NASHVILLE, Tenn. (WKRN) — It’s a debate spanning almost five years in Metro Nashville — should license plate readers be allowed on public right of ways, or are they an invasion of privacy?
Over the last year, there have been several proposed bills to implement LPRs in Music City, but they’ve all been met with criticism.
Right now, there are two LPR bills being considered by Metro City Council. Essentially, one would allow LPRs to be installed on public roadways, while the other would only allow law enforcement to operate the machines from their patrol cars.
On Tuesday night, Nashville residents voiced their opinions on the matter at a town hall.
“I would welcome license plate readers into my neighborhood,” one Nashville man said. “It’s exactly the type of tool that we believe could build confidence in law enforcement and really help the neighborhood be much safer.”
The machines have seen success in surrounding cities, like Belle Meade and Mt. Juliet, helping stop stolen vehicles and getaway cars.
Metro Councilwoman, Joy Styles, is a co-sponsor of one LPR bill currently being considered by the council. She drafted her own legislation after a huge uptick in street racing during the pandemic.
She says, essentially, the devices help police catch criminals faster.
“With license plate readers, we can fight amber alerts, silver alerts, violent crime,” Councilwoman Styles said.
Other leaders, like a Nashville public defender that spoke at the town hall, say the devices are simply too invasive.
“They could be used and deployed in this way to reflect institutional or systemic policing bias against certain groups. Black and brown communities have long been subject to over-policing and over-surveillance,” the public defender said.
On the flip side, some Nashville residents argue that a license plate itself can’t be biased and is already publicly displayed on your car.
“I look at it as basically a race and gender-neutral device,” another Nashville man said at the open forum.
For others, it’s more about how the data will be used, and they say the larger problem is crime itself.
“License plate readers do not actually stop crime from happening. It is simply the witnessing of the crime happening. If we want to reduce crime we need to figure out how to get to the core element, the core cause of call these crimes happening,” a Nashville resident said.

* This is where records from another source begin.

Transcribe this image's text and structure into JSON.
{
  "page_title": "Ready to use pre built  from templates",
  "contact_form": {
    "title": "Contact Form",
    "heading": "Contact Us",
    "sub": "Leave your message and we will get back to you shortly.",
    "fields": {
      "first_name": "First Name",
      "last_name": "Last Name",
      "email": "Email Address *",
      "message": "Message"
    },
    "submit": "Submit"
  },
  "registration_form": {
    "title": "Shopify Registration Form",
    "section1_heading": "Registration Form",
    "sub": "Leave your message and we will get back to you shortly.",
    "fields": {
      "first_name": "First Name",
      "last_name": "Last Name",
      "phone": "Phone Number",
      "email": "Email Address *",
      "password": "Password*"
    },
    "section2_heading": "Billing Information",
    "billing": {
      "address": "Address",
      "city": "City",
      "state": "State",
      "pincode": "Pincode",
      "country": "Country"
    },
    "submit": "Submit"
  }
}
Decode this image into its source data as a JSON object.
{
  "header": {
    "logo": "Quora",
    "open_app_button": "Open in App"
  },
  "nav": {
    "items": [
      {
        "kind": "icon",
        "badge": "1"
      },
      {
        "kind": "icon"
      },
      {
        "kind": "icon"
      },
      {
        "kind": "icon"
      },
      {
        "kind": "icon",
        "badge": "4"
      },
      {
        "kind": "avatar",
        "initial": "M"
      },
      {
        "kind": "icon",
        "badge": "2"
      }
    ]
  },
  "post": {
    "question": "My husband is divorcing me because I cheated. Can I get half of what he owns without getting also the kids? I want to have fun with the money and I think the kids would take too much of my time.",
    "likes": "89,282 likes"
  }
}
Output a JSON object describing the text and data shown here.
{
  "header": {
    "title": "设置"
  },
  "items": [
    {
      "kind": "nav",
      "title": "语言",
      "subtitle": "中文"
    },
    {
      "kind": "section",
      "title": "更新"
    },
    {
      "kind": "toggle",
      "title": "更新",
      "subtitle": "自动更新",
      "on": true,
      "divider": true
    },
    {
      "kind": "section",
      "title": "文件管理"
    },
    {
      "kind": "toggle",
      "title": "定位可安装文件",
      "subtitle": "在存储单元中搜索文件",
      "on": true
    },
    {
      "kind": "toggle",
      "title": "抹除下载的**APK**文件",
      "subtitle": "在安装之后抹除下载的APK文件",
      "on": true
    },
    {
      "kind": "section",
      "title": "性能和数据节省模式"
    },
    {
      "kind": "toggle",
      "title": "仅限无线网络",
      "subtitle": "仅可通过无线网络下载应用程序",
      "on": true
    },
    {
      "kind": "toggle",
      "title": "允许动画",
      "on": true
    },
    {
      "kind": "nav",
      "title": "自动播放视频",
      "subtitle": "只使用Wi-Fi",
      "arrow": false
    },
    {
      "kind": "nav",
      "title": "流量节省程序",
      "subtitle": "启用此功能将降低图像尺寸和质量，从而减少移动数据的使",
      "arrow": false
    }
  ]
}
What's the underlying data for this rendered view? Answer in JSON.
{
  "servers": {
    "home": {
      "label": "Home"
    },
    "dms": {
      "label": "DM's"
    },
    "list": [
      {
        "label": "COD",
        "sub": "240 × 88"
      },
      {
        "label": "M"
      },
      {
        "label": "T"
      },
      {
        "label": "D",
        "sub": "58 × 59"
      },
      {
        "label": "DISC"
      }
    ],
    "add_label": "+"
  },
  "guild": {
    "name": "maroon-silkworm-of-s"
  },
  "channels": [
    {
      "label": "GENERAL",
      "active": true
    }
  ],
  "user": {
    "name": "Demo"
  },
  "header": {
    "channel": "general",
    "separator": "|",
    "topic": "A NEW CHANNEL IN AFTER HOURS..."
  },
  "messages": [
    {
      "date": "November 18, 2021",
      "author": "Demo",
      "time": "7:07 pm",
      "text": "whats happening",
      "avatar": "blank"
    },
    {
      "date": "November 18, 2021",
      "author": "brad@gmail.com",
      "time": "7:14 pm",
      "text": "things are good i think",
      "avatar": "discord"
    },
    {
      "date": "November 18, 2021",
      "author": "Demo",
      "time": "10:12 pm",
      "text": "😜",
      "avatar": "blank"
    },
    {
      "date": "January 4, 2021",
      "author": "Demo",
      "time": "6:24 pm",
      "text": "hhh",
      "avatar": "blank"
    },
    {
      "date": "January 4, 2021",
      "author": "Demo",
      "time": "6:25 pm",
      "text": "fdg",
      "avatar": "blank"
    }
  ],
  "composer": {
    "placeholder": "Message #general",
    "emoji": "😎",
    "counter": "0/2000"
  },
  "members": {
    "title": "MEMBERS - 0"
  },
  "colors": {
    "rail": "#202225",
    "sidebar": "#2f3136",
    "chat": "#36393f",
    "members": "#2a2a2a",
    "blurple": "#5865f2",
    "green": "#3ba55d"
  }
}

Both LPR bills are up for second reading at next week’s Metro City Council meeting.